Palm swamps: Home sweet home for the blue and yellow macaws!

February 2, 2018

The majesty of Amazonian blue skies and the guardians of the forest have one name and it is: macaws. Their bright colorful plumage and strenuous calls bring harmony to Los Amigos landscape and are a pure delight to the human eyes. Unfortunately, these are the same characteristics that make them highly threatened by pet trade, in addition to the increased rates of habitat degradation and deforestation in the Amazon. Locations where birdwatchers, naturalists, photographers, or any environmental enthusiast can admire these stunning creatures are not many, but in ‘collpas’ or clay licks in southeastern Peru several macaws’ species can display their beauty while feeding. The collpas are locations where animals consume soil, and there are various hypotheses that explain soil consumption such as: mineral supplementation, adsorption of dietary toxins, and mechanical aid to digestion, among others.

Photo credit: Dr. Jonathan E. Kolby, Director, Honduras Amphibian Rescue & Conservation Center,

Blue-and-yellow (Ara ararauna) macaws, one of the seven species of macaws at Los Amigos, rather than being large frequenters of clay licks are highly associated with palm swamps. However, these brightly colored birds are not attracted to just palm swamp but with the Mauritia flexuosa palm, locally known as “aguajal.” Interestingly, palm fruit is not the main reason why blue-and-yellow macaws are closely tied to this plant, instead their nesting preferences is what makes these palm swamps so appealing. Mauritia flexuosa occurs in monospecific stands, growing in mostly swampy areas.

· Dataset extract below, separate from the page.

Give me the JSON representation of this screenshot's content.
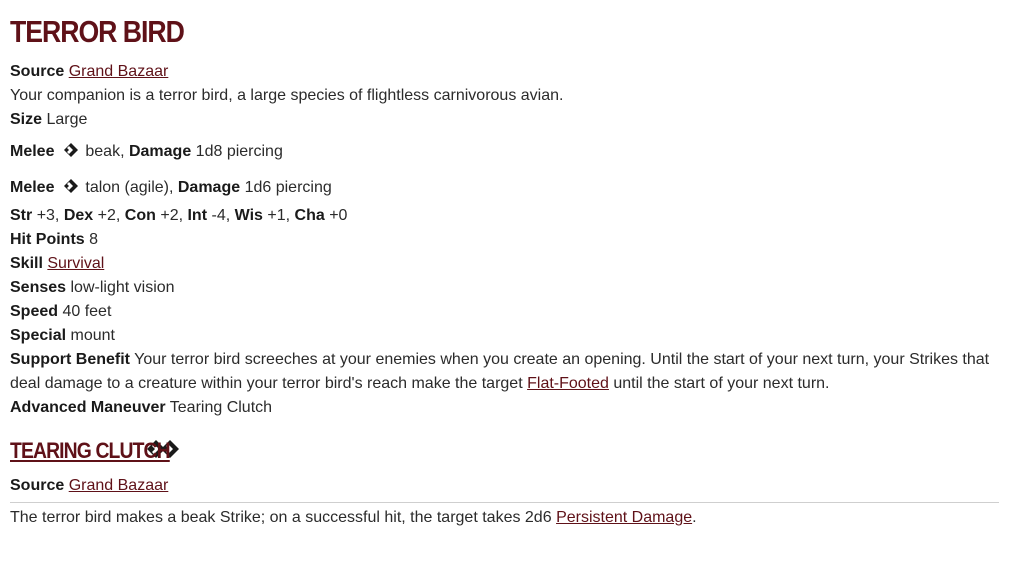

The palm’s height reaches up to 30 m and 30-60 cm in diameter, only the female individuals produce around 500 fruits every season, which are consumed by a variety of animals –including macaws- and have a social and economic importance throughout the Peruvian Amazon. Unfortunately, current harvesting techniques of the “aguaje” are decimating their population, as the female palm is chopped down in order to obtain the edible fruits.

Like most large macaw species, A. ararauna has a low reproductive rate and their reproductive behavior may be affected by the lack of appropriate nesting sites in their natural environment. Blue-and-yellow macaws nest almost exclusively in hollow and dead M. flexuosa palms, at height of approximately 15 meters. After a palm dies, the leafed crowns dry and fall, and the palm heart -located in the trunk’s interior- starts dissecating leaving a hollow trunk with solid walls, creating an ideal nesting site for macaw’s eggs incubation and chicks survival. Certainly, macaws are highly meticulous when finding an appropriate nesting site. Besides finding a dead hollow palm, they have to be isolated from tall surrounding canopy and any other hanging vegetation. In addition, while inside the hollow trunk rotting palm fibers cover the nest floor. These palm characteristics of being a hollow and dead palm that is isolated from surrounding vegetation, is doubtless a good strategy to avoid predation from voracious raptors and arboreal organisms.

A study conducted in Madre de Dios analyzed the advantages of managing M. flexuosa palm swamps to protect the nesting ecology and population of blue-and-yellow macaws. This was done in a small section of a palm swamp by cutting the top of the palms and removing the understory vegetation. Although it might seem like a drastic management tool, the study reported that cut palms persisted from 4 to 7 years, and were occupied by macaws’ nest at a rate of 24%! From this data, authors suggested that cutting 5 palms annually will generate areas of ~20 dead palms that could be used by 6 or more pairs of macaws every year, thus increasing the reproductive success of blue-and-yellow macaws. This could also be used for ecotourism purposes. In fact, Los Amigos has M. flexuosa palm swamps where blue-and-yellow macaws thrive together with scarlet and red-and-green macaws! The protection of this habitat is vital for their survival, and reminds us how amazing and enchanting the Amazon rainforest is, and how connected every organism is with this immense forest.

For further reference:

Brightsmith, D., & Bravo, A. 2006. Ecology and management of nesting blue-and-yellow macaws (Ara ararauna) in Mauritia palm swamps. Biodiversity and Conservation, 15: 4271-4287.